[Note 4] General Laws c. 130, Section 17A, provides: "Upon petition signed by any interested party or upon his own motion, the director shall submit to the marine fisheries advisory commission proposals relating to the management of the marine fisheries. After public hearing, notice of which shall be published in a newspaper of general distribution in the areas affected, the commission shall in writing approve or disapprove such proposals. If any proposal is so approved, the director shall in accordance with such approval adopt, amend or repeal rules and regulations, subject to the approval of the commissioner, which shall govern the following activities only: (1) The manner of taking fish; (2) The legal size limits of fish to be taken; (3) The seasons and hours during which fish may be taken; (4) The numbers or quantities of fish which may be taken; (5) The opening and closing of areas within the coastal waters to the taking of any and all types of fish; provided that no area shall be so opened or closed without the consent of the selectmen of the town or the mayor and council of the city affected thereby. Upon the request of the commission, the selectmen or mayor and council shall hold a public hearing upon the question and shall thereafter notify the commission in writing within forty-five days after such request has been received or consent will be deemed to have been granted.
"No such rule or regulation shall require a license for the taking of finned fish from coastal waters for non-commercial purposes."
[Note 5] The "other permit" here involved is the ordinary "commercial fisherman permit." See Section 80.
[Note 6] It is indicated that three vessels purse seining the giant tuna in a single day have accounted for nearly half the 300 ton quota. The potential for overcatching is thus considerable.
[Note 7] Conflict between purse seiners and those taking with less enveloping equipment may be called traditional. See Corsa v. Tawes, 149 F. Supp. 771, 776 (D. Md.) (three-judge court), aff'd, 355 U.S. 37 (1957) (per curiam).

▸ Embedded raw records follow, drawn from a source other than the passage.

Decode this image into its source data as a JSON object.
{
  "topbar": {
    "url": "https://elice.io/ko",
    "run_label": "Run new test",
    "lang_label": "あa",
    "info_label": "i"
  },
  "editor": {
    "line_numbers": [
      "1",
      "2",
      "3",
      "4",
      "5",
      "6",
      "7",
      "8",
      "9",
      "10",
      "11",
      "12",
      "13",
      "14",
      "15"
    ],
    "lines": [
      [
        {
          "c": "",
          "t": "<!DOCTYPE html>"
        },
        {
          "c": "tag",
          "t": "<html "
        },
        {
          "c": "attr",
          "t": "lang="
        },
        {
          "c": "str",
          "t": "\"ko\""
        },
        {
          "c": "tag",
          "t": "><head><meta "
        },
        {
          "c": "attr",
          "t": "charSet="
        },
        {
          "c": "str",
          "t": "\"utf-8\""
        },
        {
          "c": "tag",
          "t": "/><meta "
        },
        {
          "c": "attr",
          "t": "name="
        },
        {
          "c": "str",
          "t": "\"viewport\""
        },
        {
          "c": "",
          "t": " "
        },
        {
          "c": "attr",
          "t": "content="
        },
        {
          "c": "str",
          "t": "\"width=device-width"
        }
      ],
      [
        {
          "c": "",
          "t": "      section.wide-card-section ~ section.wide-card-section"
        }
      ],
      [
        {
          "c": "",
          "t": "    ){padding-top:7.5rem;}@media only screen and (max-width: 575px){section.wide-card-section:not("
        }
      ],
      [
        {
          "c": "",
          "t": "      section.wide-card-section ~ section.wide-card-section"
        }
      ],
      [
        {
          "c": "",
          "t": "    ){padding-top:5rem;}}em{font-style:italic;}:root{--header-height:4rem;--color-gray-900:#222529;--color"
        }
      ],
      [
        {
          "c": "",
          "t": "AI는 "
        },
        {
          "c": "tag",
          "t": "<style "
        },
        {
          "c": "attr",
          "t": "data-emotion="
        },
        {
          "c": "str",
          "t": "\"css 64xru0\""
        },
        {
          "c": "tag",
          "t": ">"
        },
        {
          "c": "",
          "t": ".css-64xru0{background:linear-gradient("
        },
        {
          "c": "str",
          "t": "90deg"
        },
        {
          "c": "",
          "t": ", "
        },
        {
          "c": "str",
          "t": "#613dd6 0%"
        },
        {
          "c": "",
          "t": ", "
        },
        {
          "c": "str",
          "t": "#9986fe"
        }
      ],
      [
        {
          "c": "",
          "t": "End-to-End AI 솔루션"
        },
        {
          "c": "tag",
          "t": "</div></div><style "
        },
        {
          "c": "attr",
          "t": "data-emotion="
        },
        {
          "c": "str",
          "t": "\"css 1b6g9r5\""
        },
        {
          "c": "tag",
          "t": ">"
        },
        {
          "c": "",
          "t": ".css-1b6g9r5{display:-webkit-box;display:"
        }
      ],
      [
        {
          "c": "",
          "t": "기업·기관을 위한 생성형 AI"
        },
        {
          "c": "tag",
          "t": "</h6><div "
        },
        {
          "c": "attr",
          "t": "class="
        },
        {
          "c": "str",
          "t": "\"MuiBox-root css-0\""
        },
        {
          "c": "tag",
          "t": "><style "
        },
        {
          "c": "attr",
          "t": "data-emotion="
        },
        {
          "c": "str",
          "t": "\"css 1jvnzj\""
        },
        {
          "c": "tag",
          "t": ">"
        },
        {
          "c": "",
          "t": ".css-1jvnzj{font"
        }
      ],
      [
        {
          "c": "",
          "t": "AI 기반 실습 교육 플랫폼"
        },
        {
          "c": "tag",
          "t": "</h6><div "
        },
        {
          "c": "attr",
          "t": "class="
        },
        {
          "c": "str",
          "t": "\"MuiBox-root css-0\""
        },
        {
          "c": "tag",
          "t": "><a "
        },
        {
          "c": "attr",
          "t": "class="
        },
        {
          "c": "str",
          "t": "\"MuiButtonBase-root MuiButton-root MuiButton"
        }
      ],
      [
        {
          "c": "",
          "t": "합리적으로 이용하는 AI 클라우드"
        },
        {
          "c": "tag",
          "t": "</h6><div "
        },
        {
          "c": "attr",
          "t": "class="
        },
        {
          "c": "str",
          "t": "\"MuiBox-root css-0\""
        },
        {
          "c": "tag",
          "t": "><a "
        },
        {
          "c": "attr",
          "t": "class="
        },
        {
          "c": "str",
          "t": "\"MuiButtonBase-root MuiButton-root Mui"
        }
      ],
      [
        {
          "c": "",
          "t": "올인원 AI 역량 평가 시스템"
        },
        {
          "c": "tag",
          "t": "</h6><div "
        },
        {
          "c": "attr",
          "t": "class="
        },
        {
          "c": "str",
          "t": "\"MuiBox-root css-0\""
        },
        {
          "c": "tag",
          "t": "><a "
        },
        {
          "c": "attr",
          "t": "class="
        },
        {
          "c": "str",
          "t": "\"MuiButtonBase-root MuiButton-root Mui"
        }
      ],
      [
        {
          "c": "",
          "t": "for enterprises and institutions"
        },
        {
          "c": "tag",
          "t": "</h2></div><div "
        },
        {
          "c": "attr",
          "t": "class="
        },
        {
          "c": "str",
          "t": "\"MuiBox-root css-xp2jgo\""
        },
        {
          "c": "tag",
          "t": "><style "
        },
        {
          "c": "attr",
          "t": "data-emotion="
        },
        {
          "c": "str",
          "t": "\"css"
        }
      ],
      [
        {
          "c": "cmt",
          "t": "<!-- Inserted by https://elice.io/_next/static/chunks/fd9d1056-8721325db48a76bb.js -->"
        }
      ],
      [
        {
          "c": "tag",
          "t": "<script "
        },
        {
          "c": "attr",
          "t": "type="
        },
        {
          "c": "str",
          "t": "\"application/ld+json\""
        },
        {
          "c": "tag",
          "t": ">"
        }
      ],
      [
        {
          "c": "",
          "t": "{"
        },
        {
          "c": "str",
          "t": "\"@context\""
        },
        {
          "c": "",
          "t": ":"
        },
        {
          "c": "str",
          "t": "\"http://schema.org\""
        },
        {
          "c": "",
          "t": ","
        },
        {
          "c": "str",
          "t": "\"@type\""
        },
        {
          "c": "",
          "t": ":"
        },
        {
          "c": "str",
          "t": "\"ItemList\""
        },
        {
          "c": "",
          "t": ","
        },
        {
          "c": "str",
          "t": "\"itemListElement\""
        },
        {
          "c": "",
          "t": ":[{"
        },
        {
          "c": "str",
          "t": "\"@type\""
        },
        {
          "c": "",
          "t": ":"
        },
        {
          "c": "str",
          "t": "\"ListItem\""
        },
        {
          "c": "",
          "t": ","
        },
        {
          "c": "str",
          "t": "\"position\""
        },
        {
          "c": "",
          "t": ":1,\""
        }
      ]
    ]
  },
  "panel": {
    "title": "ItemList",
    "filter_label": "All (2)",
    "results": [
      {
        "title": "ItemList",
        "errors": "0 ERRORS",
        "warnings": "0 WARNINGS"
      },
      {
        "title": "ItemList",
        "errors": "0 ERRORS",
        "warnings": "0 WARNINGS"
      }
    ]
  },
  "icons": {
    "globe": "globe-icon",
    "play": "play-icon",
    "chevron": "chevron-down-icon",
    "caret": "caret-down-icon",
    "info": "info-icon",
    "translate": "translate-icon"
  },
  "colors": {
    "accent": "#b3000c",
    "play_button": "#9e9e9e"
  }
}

[Note 8] Here the Court upheld an ordinance of the city of New Orleans outlawing from the "French Quarter" all pushcart vendors who had been in business less than eight years. The legislative objective was to preserve the area's charm by eliminating all these peddlers but, "rather than proceeding by the immediate and absolute abolition of all pushcart vendors, the city could [as against a claim of arbitrariness] rationally choose initially to eliminate vendors of more recent vintage. This gradual approach to the problem is not constitutionally impermissible.... The city could reasonably decide that newer businesses were less likely to have built up substantial reliance interests in continued operation...." Id. at 305.